Anyway, back to reality; there is one gf flaked cereal I have found that floats my boat, Nature’s Path Organic Mesa Sunrise.  It contains corn, flax, buckwheat, quinoa and amaranth.  The flakes are crunchy and hold their own in milk for a few minutes, less sog than any other flakes I have tested. I buy them at Frey’s Better Foods, $9 for a big 26.4 oz bag, yes, that is a lot of moola but it is basically a double sized box making it $4.50 a box which is about what most gf organic cereals cost.  I like it with hemp hearts sprinkled on top and some one percent milk poured in.  The hemp hearts are nutty and crunchy, kinda like a less hard sesame seed.  I keep them in the freezer so they stay fresh.

natures pathhemp hearts

I also prefer my homemade granola with pecans to any I have purchased since going gluten free.  I love it sprinkled over applesauce and over organic yogurt.  It is much more flavorful and it is not hard like pebbles as most GF granola seems to be.  Not sure why they can’t make a decent gf granola to sell but I just make my own every few months and freeze most of it to eat later, stays fresh in my freezer.  I made some today actually, do try it; you will not be disappointed.  The recipe is in my archives.

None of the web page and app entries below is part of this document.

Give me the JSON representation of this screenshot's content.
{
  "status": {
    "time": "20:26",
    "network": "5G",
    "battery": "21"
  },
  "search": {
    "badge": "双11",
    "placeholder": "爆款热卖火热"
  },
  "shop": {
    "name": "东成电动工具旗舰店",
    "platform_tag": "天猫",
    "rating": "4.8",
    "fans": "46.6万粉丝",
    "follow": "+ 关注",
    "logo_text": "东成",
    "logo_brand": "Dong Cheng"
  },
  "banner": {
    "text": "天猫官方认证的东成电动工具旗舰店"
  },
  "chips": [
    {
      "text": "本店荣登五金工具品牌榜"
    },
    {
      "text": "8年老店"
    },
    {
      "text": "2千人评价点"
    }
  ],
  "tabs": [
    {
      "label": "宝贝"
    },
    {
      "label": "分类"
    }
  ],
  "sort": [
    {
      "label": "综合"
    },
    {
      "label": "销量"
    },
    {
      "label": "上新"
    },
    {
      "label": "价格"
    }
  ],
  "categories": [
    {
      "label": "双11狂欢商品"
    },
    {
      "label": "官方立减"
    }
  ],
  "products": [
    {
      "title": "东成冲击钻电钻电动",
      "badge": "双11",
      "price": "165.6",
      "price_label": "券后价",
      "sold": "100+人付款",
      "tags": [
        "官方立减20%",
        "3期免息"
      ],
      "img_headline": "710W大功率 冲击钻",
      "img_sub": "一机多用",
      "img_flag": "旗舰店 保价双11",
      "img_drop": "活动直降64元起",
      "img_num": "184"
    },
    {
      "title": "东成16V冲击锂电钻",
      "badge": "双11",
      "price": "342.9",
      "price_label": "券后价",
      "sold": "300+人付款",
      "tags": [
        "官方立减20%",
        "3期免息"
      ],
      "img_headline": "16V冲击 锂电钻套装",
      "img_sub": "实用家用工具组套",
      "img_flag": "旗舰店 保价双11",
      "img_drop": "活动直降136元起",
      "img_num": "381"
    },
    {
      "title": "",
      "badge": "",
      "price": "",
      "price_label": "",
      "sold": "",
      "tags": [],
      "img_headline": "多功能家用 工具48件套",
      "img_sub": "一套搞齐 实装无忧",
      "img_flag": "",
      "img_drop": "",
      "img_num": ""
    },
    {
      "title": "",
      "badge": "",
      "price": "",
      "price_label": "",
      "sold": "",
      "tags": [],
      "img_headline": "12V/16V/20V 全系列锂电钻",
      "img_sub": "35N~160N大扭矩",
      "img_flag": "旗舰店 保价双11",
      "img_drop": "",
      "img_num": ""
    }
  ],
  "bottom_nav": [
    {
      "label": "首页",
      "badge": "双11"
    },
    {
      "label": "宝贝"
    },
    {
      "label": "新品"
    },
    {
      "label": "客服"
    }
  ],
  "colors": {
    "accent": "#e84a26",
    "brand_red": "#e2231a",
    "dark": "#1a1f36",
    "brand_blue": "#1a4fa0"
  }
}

Hot choices: a few weeks ago I posted my new recipe for quick oats made out of GF rolled oats.  I like it even better than the commercial Ancient Grains Oatmeal by purely elizabeth.  Don’t get me wrong, I like their cereal but I think my own oats are toastier and fresher and I like the pure oat flavor as opposed to their blend of oats, quinoa, amaranth and chia.  I also make old fashioned oatmeal the same way I have for years: boiled in lots of salted water which is drained off before topping with walnuts, dried cranberries, cinnamon, nutmeg and maple syrup: a superb combination of flavors.

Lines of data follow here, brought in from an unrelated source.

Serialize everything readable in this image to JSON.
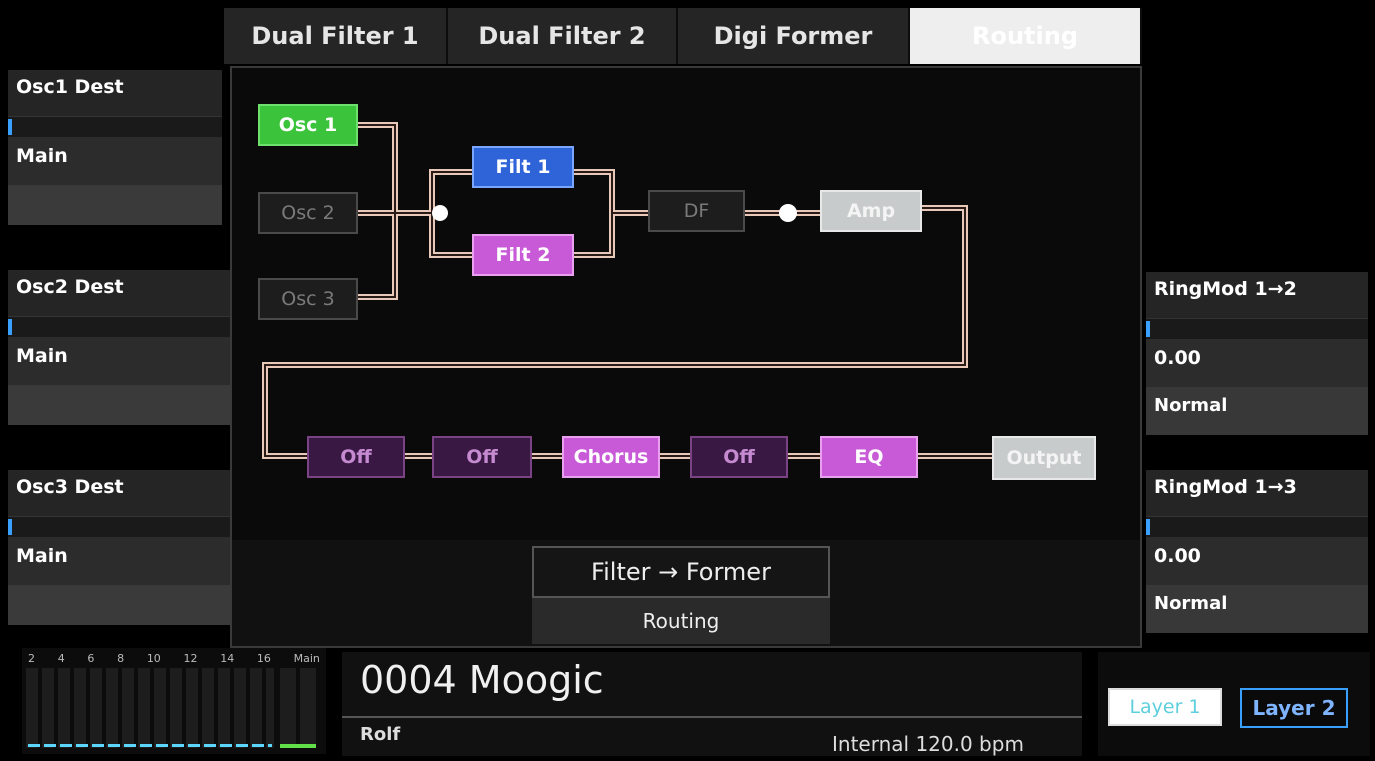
{
  "tabs": [
    "Dual Filter 1",
    "Dual Filter 2",
    "Digi Former",
    "Routing"
  ],
  "left_params": [
    {
      "title": "Osc1 Dest",
      "value": "Main"
    },
    {
      "title": "Osc2 Dest",
      "value": "Main"
    },
    {
      "title": "Osc3 Dest",
      "value": "Main"
    }
  ],
  "right_params": [
    {
      "title": "RingMod 1→2",
      "value": "0.00",
      "mode": "Normal"
    },
    {
      "title": "RingMod 1→3",
      "value": "0.00",
      "mode": "Normal"
    }
  ],
  "routing": {
    "osc1": "Osc 1",
    "osc2": "Osc 2",
    "osc3": "Osc 3",
    "filt1": "Filt 1",
    "filt2": "Filt 2",
    "df": "DF",
    "amp": "Amp",
    "fx": [
      "Off",
      "Off",
      "Chorus",
      "Off",
      "EQ"
    ],
    "output": "Output"
  },
  "center_control": {
    "value": "Filter → Former",
    "label": "Routing"
  },
  "meter": {
    "labels": [
      "2",
      "4",
      "6",
      "8",
      "10",
      "12",
      "14",
      "16",
      "Main"
    ]
  },
  "patch": {
    "name": "0004 Moogic",
    "author": "Rolf",
    "clock": "Internal 120.0 bpm"
  },
  "layers": [
    "Layer 1",
    "Layer 2"
  ],
  "colors": {
    "accent_blue": "#3aa0ff",
    "osc_green": "#3cc33c",
    "filter_blue": "#2f63d8",
    "fx_pink": "#c85ad8"
  }
}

Last weekend I made some buckwheat pancakes.  GF, yes; buckwheat is not wheat.  It is not related at all.  Actually in the same family as rhubarb, but you don’t eat the stems like rhubarb, the seeds are what manufacturers grind into buckwheat flour. The cakes were hearty and flavorful with maple syrup and a glass of milk. I also have a great recipe for cinnamon GF waffles which I often make for company, pretty much as good as wheat ones.

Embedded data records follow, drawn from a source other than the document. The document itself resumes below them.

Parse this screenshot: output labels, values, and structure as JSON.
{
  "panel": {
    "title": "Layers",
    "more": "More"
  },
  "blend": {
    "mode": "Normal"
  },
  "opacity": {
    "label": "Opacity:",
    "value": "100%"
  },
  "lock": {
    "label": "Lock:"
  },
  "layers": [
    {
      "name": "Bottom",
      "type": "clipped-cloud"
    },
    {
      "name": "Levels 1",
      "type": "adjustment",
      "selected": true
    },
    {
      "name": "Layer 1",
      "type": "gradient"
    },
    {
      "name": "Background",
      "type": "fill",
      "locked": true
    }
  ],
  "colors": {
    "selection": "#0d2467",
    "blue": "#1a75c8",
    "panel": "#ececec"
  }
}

I make a bunch of different muffins, apple walnut, banana nut, carrot and raspberry coconut. They are all great for breakfast and can be frozen for a few weeks; just heat them in the microwave: instant breakfast.

2024-11-05 apple muffins 008

Of course, you can go for eggs. I like them soft boiled, scrambled, over easy and in an omelet.  Last Sunday I made an omelet and stuffed it with two jumbo shrimp leftover from the night before, chopped them in chunks, draped them with a slice of provolone cheese which melted over it all.  Wicked yummy that was!  No toast needed either.

Sometimes I make grits and stir in a handful of cheddar cheese when they are cooked and top it with a couple of over easy eggs sprinkled with green hot sauce.  To kick it up even further; top it all with some sauteed peppers slices and a couple of slices of crisp bacon. Now that is some tasty meal, even grit haters might go for that combination!

grits and bacon 2

So don’t skip breakfast; there are some great gluten free options out there.